- Problem to work on
Copy every line of the records below that holds the word "search".

- Provided entries

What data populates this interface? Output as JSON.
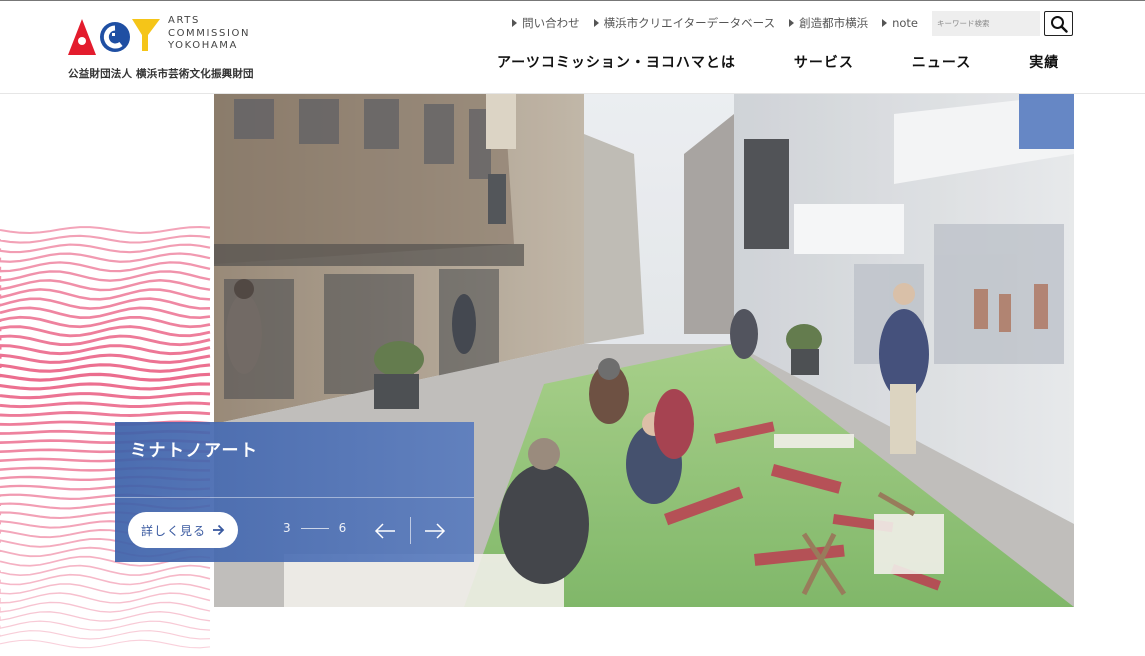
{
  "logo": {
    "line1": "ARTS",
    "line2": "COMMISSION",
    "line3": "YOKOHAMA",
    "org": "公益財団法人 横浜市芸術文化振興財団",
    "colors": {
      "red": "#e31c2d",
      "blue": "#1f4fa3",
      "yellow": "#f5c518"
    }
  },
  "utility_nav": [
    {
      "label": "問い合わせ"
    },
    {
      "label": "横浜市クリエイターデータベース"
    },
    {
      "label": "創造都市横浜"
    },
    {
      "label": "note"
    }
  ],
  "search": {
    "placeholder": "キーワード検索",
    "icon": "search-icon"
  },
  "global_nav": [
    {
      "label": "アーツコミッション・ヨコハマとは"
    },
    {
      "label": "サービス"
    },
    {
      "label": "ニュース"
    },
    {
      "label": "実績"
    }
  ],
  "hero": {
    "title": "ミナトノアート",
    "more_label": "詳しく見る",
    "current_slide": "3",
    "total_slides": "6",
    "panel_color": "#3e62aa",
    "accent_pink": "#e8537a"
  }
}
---
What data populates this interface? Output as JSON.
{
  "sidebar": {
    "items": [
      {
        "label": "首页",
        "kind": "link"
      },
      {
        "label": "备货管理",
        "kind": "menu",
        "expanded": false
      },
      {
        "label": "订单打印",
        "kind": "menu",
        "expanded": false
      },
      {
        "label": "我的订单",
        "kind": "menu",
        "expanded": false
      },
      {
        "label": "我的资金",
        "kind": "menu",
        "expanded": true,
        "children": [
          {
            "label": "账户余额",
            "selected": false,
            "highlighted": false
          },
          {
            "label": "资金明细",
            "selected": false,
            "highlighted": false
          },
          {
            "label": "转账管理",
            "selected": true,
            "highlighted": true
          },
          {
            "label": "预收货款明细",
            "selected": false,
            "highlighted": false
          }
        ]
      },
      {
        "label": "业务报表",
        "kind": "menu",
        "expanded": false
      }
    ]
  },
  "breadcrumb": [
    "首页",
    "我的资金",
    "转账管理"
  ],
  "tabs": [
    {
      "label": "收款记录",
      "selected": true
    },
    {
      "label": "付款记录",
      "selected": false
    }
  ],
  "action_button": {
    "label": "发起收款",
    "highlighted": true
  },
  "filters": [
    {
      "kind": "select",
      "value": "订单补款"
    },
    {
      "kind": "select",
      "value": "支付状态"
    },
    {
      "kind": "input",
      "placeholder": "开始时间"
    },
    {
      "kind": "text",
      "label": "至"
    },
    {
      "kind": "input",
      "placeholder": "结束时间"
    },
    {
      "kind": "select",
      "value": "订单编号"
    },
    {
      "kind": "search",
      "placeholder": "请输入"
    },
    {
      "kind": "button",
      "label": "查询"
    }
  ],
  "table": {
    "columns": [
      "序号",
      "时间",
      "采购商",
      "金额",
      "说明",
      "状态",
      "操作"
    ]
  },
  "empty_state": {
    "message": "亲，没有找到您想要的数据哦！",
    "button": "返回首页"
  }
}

- Answer
  "search": {
    "icon": "search-icon"
      "kind": "search",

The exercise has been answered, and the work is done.